The recommendations, however, don’t sit well with the DEP, which rejected the report’s claims as inaccurate and inflammatory and based on anecdotal testimony with no references to dates, places, times or corroboration from medical experts, among other glaring omissions.

“DEP is certainly concerned with the potential health impacts of unconventional drilling, but this report does not contribute to a scientific or medical understanding of whether there was, is, or possibly could be an association between unconventional gas development and observed health problems,” the agency wrote in its defense.

The agency said the majority of the report’s recommendations can only be enacted by the General Assembly.
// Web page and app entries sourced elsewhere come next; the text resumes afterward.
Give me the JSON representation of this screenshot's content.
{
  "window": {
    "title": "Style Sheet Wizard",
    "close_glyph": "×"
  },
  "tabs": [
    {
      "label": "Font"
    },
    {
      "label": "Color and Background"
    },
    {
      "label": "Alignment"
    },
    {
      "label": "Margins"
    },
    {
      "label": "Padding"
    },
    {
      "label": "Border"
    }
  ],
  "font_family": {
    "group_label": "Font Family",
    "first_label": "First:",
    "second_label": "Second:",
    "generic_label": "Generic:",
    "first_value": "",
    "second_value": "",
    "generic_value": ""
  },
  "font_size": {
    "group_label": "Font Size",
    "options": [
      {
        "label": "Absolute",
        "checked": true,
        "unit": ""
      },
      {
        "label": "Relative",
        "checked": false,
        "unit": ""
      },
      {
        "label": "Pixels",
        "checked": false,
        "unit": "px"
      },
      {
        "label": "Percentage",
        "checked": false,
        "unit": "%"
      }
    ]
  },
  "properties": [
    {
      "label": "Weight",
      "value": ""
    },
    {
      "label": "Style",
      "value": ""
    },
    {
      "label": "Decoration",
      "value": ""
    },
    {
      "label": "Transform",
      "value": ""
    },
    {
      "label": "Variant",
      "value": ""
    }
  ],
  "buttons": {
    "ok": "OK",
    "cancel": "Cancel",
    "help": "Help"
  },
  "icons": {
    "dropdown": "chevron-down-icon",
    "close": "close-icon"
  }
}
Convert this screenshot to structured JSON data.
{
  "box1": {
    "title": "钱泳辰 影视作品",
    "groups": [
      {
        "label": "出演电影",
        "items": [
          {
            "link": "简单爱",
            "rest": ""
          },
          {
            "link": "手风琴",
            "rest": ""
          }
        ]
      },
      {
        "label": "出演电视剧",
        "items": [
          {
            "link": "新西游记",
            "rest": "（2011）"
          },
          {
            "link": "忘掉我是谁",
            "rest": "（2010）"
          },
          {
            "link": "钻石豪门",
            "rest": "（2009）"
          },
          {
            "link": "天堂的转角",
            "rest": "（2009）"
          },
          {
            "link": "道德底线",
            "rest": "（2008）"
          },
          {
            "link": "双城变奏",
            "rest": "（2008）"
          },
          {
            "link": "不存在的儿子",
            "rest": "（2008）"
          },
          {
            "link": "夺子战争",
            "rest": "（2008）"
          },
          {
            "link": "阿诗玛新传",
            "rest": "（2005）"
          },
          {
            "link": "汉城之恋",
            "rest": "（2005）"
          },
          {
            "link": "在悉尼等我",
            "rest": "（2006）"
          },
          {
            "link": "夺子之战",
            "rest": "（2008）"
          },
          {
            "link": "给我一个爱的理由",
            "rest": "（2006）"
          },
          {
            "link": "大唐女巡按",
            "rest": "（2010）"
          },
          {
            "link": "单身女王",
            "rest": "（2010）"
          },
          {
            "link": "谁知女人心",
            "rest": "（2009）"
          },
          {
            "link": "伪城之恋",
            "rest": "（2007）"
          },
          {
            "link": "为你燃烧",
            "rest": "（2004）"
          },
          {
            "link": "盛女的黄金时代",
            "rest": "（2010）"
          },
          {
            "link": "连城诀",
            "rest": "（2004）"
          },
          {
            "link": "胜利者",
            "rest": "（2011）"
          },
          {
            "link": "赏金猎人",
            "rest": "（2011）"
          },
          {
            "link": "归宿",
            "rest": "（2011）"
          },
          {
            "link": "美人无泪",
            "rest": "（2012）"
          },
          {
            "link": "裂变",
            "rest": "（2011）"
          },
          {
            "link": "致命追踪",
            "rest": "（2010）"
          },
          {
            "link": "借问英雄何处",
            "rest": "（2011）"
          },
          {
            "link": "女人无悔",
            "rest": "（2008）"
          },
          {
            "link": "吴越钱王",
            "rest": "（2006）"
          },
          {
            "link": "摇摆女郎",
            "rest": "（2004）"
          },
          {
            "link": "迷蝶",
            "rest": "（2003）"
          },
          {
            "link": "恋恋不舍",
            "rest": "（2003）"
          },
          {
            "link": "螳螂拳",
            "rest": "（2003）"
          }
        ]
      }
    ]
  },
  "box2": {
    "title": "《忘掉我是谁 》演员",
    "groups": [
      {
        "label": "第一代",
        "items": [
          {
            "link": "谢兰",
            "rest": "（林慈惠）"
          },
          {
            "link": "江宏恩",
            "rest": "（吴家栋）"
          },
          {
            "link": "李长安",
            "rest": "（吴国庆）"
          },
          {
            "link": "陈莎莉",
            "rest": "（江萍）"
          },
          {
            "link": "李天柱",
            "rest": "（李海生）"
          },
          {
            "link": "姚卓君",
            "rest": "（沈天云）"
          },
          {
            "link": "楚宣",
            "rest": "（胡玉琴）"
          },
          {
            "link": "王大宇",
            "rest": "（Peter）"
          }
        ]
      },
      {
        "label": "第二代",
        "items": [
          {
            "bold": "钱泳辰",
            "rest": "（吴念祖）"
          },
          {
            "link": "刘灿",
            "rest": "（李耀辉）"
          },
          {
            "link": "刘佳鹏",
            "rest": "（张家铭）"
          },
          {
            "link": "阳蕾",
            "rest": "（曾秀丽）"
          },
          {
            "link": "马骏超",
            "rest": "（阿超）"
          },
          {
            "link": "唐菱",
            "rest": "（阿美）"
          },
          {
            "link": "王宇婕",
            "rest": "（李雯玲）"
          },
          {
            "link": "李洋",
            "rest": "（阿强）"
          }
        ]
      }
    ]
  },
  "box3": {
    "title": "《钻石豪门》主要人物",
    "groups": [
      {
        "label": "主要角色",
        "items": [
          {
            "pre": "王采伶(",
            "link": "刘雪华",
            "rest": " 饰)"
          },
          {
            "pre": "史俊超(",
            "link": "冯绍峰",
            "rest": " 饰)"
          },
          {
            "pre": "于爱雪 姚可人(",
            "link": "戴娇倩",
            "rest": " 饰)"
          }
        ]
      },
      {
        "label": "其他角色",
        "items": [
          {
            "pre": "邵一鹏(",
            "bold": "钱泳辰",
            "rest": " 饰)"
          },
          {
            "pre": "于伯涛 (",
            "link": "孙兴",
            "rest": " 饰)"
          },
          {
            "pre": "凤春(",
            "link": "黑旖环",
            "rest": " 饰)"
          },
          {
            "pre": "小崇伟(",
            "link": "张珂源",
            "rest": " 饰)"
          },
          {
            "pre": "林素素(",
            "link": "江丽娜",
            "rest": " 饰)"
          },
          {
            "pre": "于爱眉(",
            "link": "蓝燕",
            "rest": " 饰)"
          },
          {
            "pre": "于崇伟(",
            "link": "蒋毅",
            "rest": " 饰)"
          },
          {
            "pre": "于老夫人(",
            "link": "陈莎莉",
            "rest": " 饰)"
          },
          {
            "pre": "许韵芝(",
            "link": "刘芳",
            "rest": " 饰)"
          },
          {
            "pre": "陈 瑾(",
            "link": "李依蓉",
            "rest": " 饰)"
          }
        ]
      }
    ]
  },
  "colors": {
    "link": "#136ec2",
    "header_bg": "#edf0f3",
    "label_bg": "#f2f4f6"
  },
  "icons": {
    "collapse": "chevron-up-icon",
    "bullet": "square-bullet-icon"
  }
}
It also challenged the perceived “revolving door” that supposes DEP regulators, favorable to the industry, flock to more lucrative private sector gas jobs at every available opportunity.

“What all Pennsylvanians should know about DEP’s employees is that the Oil and Gas Program has been developed and implemented largely by a handful of dedicated individuals, most of whom have worked with the agency since the arrival of the industry in Pennsylvania, and are career employees who choose to remain in public service because they believe in the mission of the agency,” DEP said its response.
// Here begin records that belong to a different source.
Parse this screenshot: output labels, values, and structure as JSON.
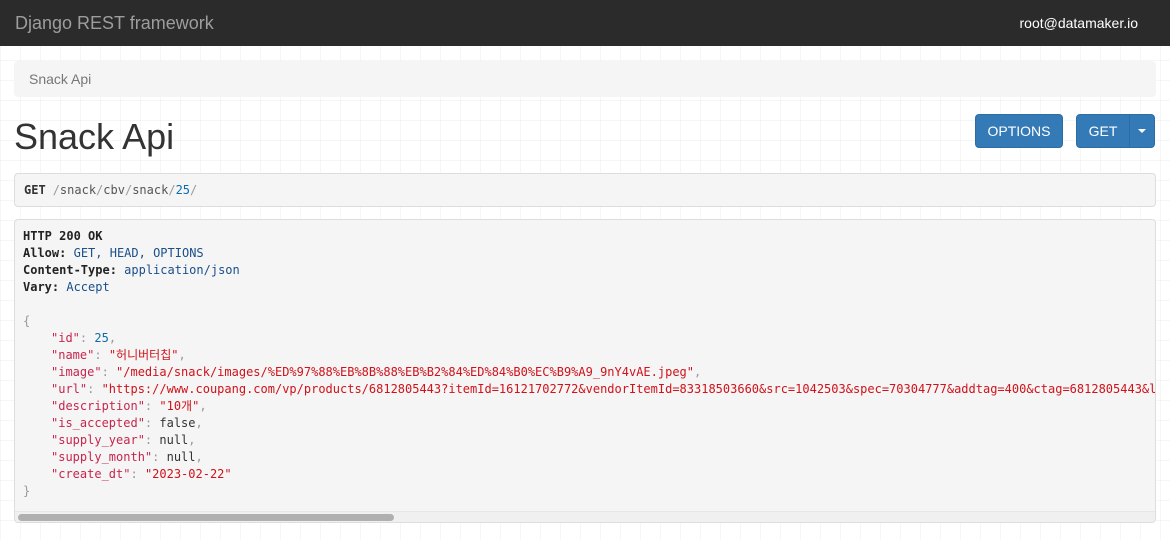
{
  "navbar": {
    "brand": "Django REST framework",
    "user": "root@datamaker.io"
  },
  "breadcrumb": {
    "label": "Snack Api"
  },
  "page": {
    "title": "Snack Api"
  },
  "buttons": {
    "options_label": "OPTIONS",
    "get_label": "GET",
    "caret_icon": "chevron-down-icon"
  },
  "request": {
    "method": "GET",
    "path_segments": [
      "snack",
      "cbv",
      "snack",
      "25"
    ]
  },
  "response": {
    "status": "HTTP 200 OK",
    "headers": [
      {
        "key": "Allow:",
        "value": "GET, HEAD, OPTIONS"
      },
      {
        "key": "Content-Type:",
        "value": "application/json"
      },
      {
        "key": "Vary:",
        "value": "Accept"
      }
    ],
    "open_brace": "{",
    "close_brace": "}",
    "fields": {
      "id": {
        "key": "\"id\"",
        "value": "25"
      },
      "name": {
        "key": "\"name\"",
        "value": "\"허니버터칩\""
      },
      "image": {
        "key": "\"image\"",
        "value": "\"/media/snack/images/%ED%97%88%EB%8B%88%EB%B2%84%ED%84%B0%EC%B9%A9_9nY4vAE.jpeg\""
      },
      "url": {
        "key": "\"url\"",
        "value": "\"https://www.coupang.com/vp/products/6812805443?itemId=16121702772&vendorItemId=83318503660&src=1042503&spec=70304777&addtag=400&ctag=6812805443&l"
      },
      "description": {
        "key": "\"description\"",
        "value": "\"10개\""
      },
      "is_accepted": {
        "key": "\"is_accepted\"",
        "value": "false"
      },
      "supply_year": {
        "key": "\"supply_year\"",
        "value": "null"
      },
      "supply_month": {
        "key": "\"supply_month\"",
        "value": "null"
      },
      "create_dt": {
        "key": "\"create_dt\"",
        "value": "\"2023-02-22\""
      }
    }
  },
  "colors": {
    "navbar_bg": "#2b2b2b",
    "primary_button": "#337ab7",
    "json_key": "#c7254e",
    "json_string": "#d0121a",
    "json_number": "#0e6bac"
  }
}
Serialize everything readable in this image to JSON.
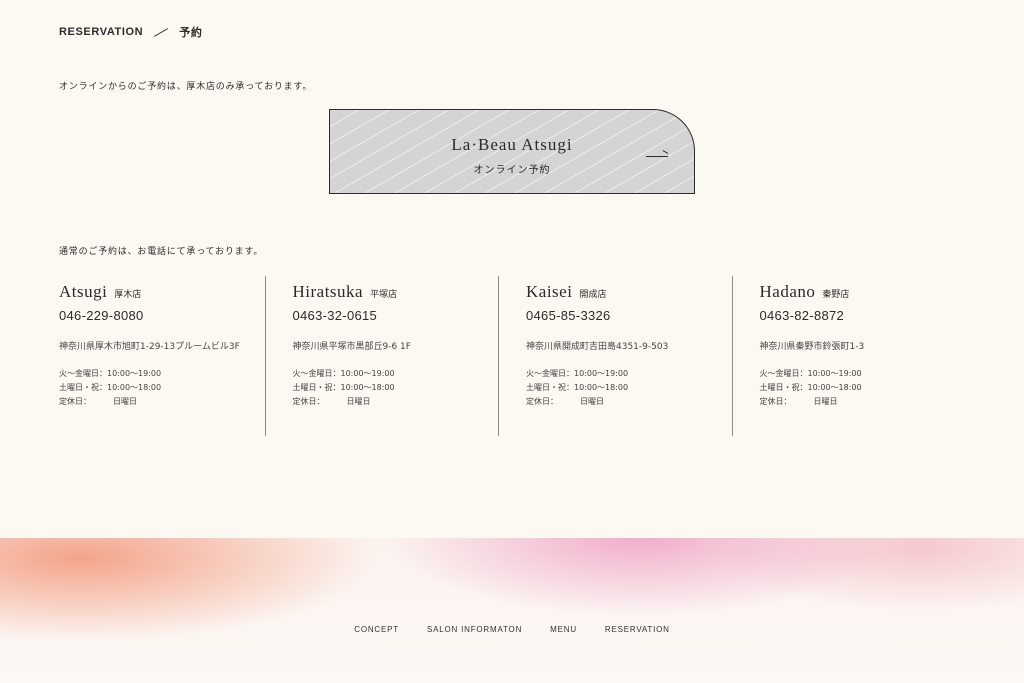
{
  "section": {
    "title_en": "RESERVATION",
    "title_jp": "予約"
  },
  "online": {
    "intro": "オンラインからのご予約は、厚木店のみ承っております。",
    "card_salon": "La·Beau Atsugi",
    "card_label": "オンライン予約",
    "arrow_icon": "arrow-right-icon"
  },
  "phone_intro": "通常のご予約は、お電話にて承っております。",
  "stores": [
    {
      "name": "Atsugi",
      "jp_name": "厚木店",
      "phone": "046-229-8080",
      "address": "神奈川県厚木市旭町1-29-13プルームビル3F",
      "hours_weekday": "火〜金曜日：10:00〜19:00",
      "hours_weekend": "土曜日・祝：10:00〜18:00",
      "closed_label": "定休日：",
      "closed_day": "日曜日"
    },
    {
      "name": "Hiratsuka",
      "jp_name": "平塚店",
      "phone": "0463-32-0615",
      "address": "神奈川県平塚市黒部丘9-6 1F",
      "hours_weekday": "火〜金曜日：10:00〜19:00",
      "hours_weekend": "土曜日・祝：10:00〜18:00",
      "closed_label": "定休日：",
      "closed_day": "日曜日"
    },
    {
      "name": "Kaisei",
      "jp_name": "開成店",
      "phone": "0465-85-3326",
      "address": "神奈川県開成町吉田島4351-9-503",
      "hours_weekday": "火〜金曜日：10:00〜19:00",
      "hours_weekend": "土曜日・祝：10:00〜18:00",
      "closed_label": "定休日：",
      "closed_day": "日曜日"
    },
    {
      "name": "Hadano",
      "jp_name": "秦野店",
      "phone": "0463-82-8872",
      "address": "神奈川県秦野市鈴張町1-3",
      "hours_weekday": "火〜金曜日：10:00〜19:00",
      "hours_weekend": "土曜日・祝：10:00〜18:00",
      "closed_label": "定休日：",
      "closed_day": "日曜日"
    }
  ],
  "footer": {
    "nav": [
      "CONCEPT",
      "SALON INFORMATON",
      "MENU",
      "RESERVATION"
    ]
  },
  "colors": {
    "background": "#fcf9f3",
    "text": "#2b2b2b",
    "card_fill": "#d4d4d4"
  }
}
The Department of Health, in its own response, made similar comments, noting that the grand jury’s secrecy and unwillingness to engage the agency led to a host of inaccuracies and misconceptions about its perceived role – or lack thereof – in responding to fracking-related health issues.

“DOH has proactively invited people to report health concerns related to fracking, collected scientifically-useful data, conducted research, collaborated with DEP, published data to inform the public, referred individuals to doctors expert in environmental health, made available other resources, and more,” the department said. “While DOH has improved its response to fracking over time, and will continue to do so, it is wrong to suggest that DOH is sitting idly by or, worse, purposefully ignoring evidence of the health effects associated with fracking. That suggestion is both untrue and damaging to the public interest.”
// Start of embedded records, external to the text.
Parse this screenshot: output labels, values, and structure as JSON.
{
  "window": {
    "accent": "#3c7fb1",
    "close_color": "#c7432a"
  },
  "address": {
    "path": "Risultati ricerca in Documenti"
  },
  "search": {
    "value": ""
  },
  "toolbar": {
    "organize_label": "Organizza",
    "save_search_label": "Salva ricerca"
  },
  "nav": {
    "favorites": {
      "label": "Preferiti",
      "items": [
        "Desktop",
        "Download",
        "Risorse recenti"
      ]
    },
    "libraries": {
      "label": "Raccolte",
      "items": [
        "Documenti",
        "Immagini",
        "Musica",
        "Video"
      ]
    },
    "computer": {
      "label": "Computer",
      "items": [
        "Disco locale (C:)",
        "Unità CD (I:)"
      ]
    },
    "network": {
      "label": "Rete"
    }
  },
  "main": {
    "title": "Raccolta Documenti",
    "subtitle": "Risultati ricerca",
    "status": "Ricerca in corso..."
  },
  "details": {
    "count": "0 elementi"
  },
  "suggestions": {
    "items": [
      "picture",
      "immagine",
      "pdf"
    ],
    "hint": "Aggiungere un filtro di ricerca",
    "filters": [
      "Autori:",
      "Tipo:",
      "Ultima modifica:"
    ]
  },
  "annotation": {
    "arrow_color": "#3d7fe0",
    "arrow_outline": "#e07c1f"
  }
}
Meanwhile, the Marcellus Shale Coalition, and industry organization that represents drillers in Pennsylvania, similarly took issue with the report.

"Our industry’s long and clear proactive and collaborative approach to ensuring Pennsylvania’s regulations encourage safety is unfortunately not reflected in this report, which we are closely reviewing," the coalition's president, David Spigelmyer, said in a statement. "For example, Act 13 already requires the disclosure of chemicals, including proprietary information, which the public can access through … In fact, Pennsylvania’s rigorous regulations and strong permitting requirements have been recognized by independent environmental review organizations as effective models for others to follow."

Staff Reporter

Christen Smith follows Pennsylvania's General Assembly for The Center Square. She is an award-winning reporter with more than a decade of experience covering state and national policy issues for niche publications and local newsrooms alike.